Do you know anyone with a condensing boiler, have you seen a condensing boiler in operation? Condensing boilers are installed in many homes but are not that well known and are often seen as part of the boiler installers technical mumbo-jumbo.

Dispelling the mystery we can see that a condensing boiler is a high efficiency advanced boiler that incorporates an additional heat exchanger in order that the red-hot flue gases transfer a percentage of their contained energy to pre warm the water in the boiler system. Once working at high efficiency, the water gases developed in the burning action condense back into a liquid putting out the latent heat of vaporisation and transferring their heat into the heat exchanger.

As part of the normal operation of the boiler it will regularly be producing a small amount of liquid water, condensed from the water vapour referred to earlier. This needs to be removed from the boiler and is allowed to flow to the outside through a simple water pipe. There are no complex installation requirements for this other than that it can drain away without causing nuisance. An experienced boiler installer will also ensure that the positioning of the drainpipe is such that it will not freeze in winter or block with autumn leaves as-of these problems can lead to the boiler shutting down causing a central heating problem.

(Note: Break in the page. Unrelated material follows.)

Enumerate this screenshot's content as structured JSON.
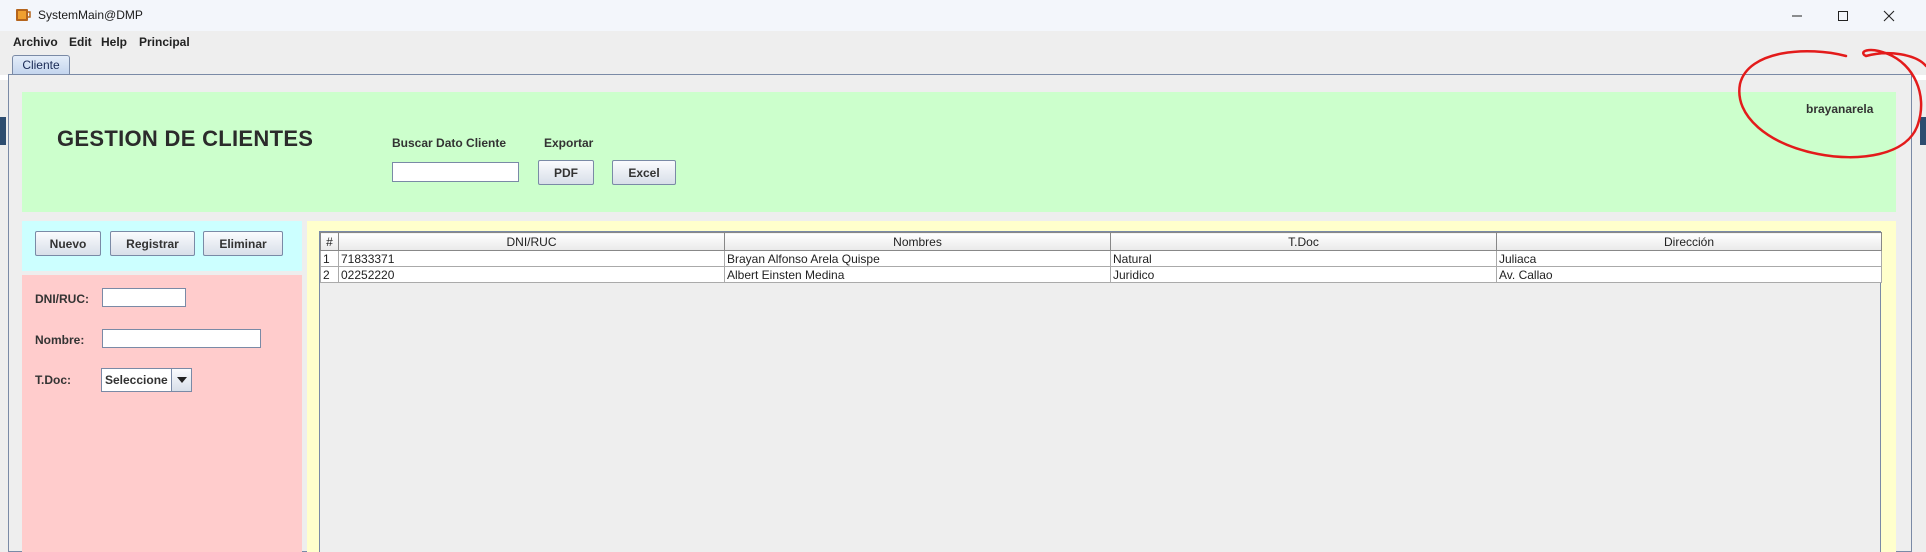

The boiler is recommended to be mounted on a wall and the output gases will travel through the flue. The boiler manufacturer will have recommendations on the length of travel of the flue pipe and the angle at which it ought to be positioned. Initial hot water requirements are served by a small-scale storage tank to facilitate speedy hot water accessibility.

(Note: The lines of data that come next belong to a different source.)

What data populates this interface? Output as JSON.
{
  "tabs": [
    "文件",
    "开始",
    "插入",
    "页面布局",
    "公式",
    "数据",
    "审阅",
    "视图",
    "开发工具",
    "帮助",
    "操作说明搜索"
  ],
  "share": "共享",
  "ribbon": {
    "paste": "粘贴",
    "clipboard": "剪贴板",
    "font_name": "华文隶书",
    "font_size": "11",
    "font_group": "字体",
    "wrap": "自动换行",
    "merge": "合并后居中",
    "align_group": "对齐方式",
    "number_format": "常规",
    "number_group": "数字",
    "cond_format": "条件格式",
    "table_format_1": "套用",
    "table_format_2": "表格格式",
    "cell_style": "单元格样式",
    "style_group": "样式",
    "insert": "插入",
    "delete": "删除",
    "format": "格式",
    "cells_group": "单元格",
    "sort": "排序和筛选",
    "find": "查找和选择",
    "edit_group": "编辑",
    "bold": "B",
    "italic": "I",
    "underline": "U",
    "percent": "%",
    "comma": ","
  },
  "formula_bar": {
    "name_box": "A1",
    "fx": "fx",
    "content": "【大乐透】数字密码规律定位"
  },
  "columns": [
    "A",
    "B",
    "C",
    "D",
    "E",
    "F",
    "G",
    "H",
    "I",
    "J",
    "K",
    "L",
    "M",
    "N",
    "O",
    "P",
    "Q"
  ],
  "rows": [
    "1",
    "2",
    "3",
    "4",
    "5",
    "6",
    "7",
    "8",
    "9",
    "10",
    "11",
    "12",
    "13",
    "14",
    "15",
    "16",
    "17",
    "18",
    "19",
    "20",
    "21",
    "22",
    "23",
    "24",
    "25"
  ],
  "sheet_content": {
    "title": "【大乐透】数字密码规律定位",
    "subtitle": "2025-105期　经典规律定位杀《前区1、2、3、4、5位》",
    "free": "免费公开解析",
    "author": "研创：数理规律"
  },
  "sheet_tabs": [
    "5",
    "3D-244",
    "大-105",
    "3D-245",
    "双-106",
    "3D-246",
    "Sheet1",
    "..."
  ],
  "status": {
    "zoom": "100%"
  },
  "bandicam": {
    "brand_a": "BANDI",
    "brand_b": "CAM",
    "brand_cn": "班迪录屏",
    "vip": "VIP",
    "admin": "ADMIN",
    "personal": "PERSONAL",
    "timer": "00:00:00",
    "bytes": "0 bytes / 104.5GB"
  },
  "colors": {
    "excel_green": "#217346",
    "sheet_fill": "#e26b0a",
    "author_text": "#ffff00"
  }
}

What size of boiler should I purchase?

To achieve maximum boiler efficiency, in line with the theoretical design, you need an energy audit conducted in order to ascertain the right size of boiler and power output for your home. In earlier years boiler installers filled larger boilers than were called for. Although this meant that there was little probability of the boiler falling short on its requirements, regardless of the wintertime weather, it also meant that they were only using a piece of their heat generation capabilities, and so functioning in an inefficient way. If you have bettered the energy efficiency of your property since the previous boiler was installed, you will probably find that you will need a smaller boiler than the current one.

We recommend looking for professional advice from a CORGI registered installer before selecting a suitable replacement boiler.

Do the radiators need to be outsized with a condensing boiler?

The fundamental reason for this improved efficiency from a condensing boiler is that it has an oversized heat exchanger. More Prominent radiators would result in cooler return water temperatures, and so enable greater energy efficiency, but the further saving is not shown to be cost effective, keeping in mind that the system is is only using a small part of its total capacity for the greater part of the wintertime. That in all likelihood remains true, though the reduced heating demand for new build may easily mean that homeowners would now allow over-sized radiators more willingly.

The SEDBUK initiative assessed these subjects, and evaluated whether there needed to be new considerations for condensing boilers when compared with traditional boilers. The result was that no new recommendations were necessitated, and the test results for the condensing and the existing boilers use the same SEDBUK calculation.


   

Comments are closed.